He is trialling two new tests, the first of these detects bTB in cows months before they test positive with the traditional “skin test”.  To find out if they are infectious, a second test detects bTB in dung, showing if a cow is “shedding” – spreading – the disease. If it is, the cow is slaughtered even though the conventional test suggests it is healthy.  He is also looking at ways to prevent the spread of the disease by changing the conditions in which the cows are kept and measures to ensure mothers are not passing the disease to new born calves. 

David Simpson, MP

 Upper Bann MP David Simpson is a senior partner in a highly successful business in the agri-food sector which has been operating for more than 30 years.  It currently trades in Northern Ireland, Great Britain, the Republic of Ireland, the EU and Far East.  He won the Upper Bann Westminster seat in May 2005 and retained the seat in the subsequent elections of 2010, 2015 and 2017.  He is the DUP Westminster spokesman on Business, Skills and Innovation and Environment, Food & Rural Affairs  and he also sits on the EFRA Committee. 

Victor Chestnutt, Deputy President, Ulster Farmers’ Union

Victor Chestnutt is a fourth generation farmer based on the North Antrim Coast, near the Giants Causeway. The family farm is run by Victor, wife Carol and son David. As a former Greenmount student Victor has shown a life-long commitment to farming. Firstly managing a sheep and suckler herd and producing feed for the livestock, rearing calves and undertaking a bull beef finishing system.

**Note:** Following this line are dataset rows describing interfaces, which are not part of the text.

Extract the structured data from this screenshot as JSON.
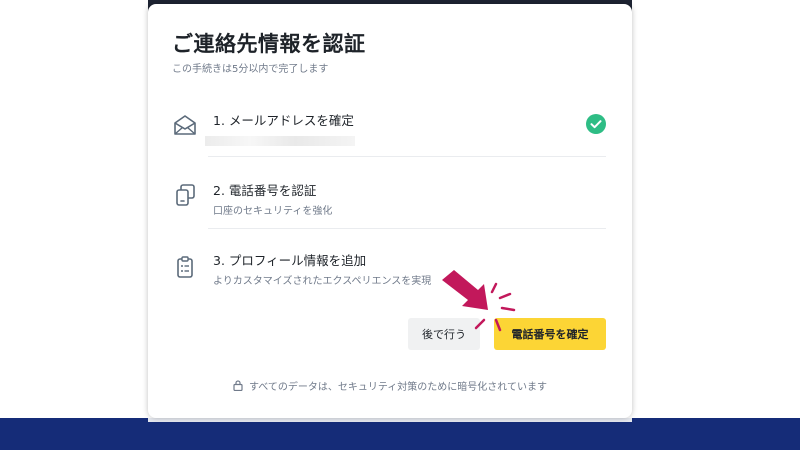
{
  "modal": {
    "title": "ご連絡先情報を認証",
    "subtitle": "この手続きは5分以内で完了します"
  },
  "steps": [
    {
      "label": "1. メールアドレスを確定",
      "desc": "",
      "icon": "envelope-open-icon",
      "status": "completed"
    },
    {
      "label": "2. 電話番号を認証",
      "desc": "口座のセキュリティを強化",
      "icon": "phone-verify-icon",
      "status": "pending"
    },
    {
      "label": "3. プロフィール情報を追加",
      "desc": "よりカスタマイズされたエクスペリエンスを実現",
      "icon": "clipboard-icon",
      "status": "pending"
    }
  ],
  "buttons": {
    "later": "後で行う",
    "confirm": "電話番号を確定"
  },
  "footer_note": "すべてのデータは、セキュリティ対策のために暗号化されています",
  "colors": {
    "accent": "#fcd535",
    "success": "#2ebd85",
    "pointer": "#c2185b",
    "footer_bar": "#152c78"
  }
}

Since then Victor has also introduced several pedigree beef herds: Aberdeen Angus; Charolais; British Blue and Limousin, and more recently a major decision was taken to extend the existing enterprises to incorporate a new dairy unit.  Victor’s farm is also well-known for pedigree Texel sheep which have been bred there since the early 1980s. Victor has held several UFU and industry positions, including; County Antrim group chairman, President of the Texel Sheep Society and chairman and co-ordinator of Causeway Coast Quality Lamb group

Fraser Menzies, DAERA Veterinary Epidemiology Unit

Fraser qualified as a veterinary surgeon in 1982 and spent five years in farm animal practice in Northern Ireland prior to joining the Scottish Agricultural College’s Veterinary Investigation Service after completion of an MSc.

He returned to Northern Ireland in 1990 to work as a veterinary epidemiologist at the then Veterinary Research Laboratories, Stormont.  His interest in population medicine has led to work across many species and diseases; from farmed salmon to badgers and from campylobacter in poultry to bovine tuberculosis. He obtained his PhD from Queen’s University of Belfast which investigated some of the economically important diseases of cattle (cause of bovine mortality, coliform mastitis and liver fluke). 

Fraser joined DAERA’s Veterinary Epidemiology Unit (VEU) at its formation in 2003, which he currently manages.  The bulk of VEU’s work revolves around the epidemiology of bovine tuberculosis and evaluating the risk and mitigation measures from preventing exotic animal diseases entering Northern Ireland.